■ **What you are asked to do**
Give every line from the entries that contains "this".

(Collection entries)
Content starts
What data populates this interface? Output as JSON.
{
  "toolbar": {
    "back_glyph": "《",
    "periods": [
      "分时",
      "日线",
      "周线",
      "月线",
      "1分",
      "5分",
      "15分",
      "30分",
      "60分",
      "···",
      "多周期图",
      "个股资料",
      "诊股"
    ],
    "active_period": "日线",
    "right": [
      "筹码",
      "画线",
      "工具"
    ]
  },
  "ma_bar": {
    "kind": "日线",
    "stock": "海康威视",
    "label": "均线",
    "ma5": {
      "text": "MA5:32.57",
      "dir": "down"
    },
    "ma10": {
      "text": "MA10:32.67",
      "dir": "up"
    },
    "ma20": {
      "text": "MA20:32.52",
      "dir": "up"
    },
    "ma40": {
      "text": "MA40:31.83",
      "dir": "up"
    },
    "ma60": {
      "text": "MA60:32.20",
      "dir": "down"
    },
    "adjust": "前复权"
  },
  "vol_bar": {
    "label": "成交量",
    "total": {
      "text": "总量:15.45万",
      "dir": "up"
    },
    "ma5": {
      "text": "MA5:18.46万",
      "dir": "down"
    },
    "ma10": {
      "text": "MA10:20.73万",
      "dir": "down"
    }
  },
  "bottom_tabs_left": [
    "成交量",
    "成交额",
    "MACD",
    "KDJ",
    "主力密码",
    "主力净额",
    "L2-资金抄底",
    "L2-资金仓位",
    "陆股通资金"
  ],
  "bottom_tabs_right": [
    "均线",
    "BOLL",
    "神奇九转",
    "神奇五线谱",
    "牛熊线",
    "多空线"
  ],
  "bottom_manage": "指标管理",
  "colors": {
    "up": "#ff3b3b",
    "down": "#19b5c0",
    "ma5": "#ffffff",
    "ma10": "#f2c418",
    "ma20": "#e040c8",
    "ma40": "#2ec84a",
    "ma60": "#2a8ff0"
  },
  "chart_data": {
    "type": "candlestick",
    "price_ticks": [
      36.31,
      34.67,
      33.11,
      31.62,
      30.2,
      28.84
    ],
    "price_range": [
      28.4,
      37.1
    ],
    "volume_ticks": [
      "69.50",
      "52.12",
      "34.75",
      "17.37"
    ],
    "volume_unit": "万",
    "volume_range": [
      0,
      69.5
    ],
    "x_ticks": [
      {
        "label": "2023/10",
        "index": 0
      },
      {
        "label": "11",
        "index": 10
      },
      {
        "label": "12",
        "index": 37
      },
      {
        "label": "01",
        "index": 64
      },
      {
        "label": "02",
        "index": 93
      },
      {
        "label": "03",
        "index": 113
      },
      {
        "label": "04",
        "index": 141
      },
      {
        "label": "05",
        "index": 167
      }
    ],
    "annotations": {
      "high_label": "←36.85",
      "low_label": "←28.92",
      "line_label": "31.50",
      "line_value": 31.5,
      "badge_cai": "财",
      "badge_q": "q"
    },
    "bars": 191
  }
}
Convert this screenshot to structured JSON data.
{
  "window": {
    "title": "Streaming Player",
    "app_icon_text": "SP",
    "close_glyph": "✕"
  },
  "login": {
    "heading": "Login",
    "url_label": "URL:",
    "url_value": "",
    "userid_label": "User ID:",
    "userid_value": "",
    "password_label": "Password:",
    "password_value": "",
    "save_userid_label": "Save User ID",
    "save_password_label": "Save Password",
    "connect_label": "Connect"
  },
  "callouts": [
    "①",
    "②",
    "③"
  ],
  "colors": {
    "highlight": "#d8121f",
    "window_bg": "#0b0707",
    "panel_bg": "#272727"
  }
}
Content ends
■ **Exercise output**
What data populates this interface? Output as JSON.
Convert this screenshot to structured JSON data.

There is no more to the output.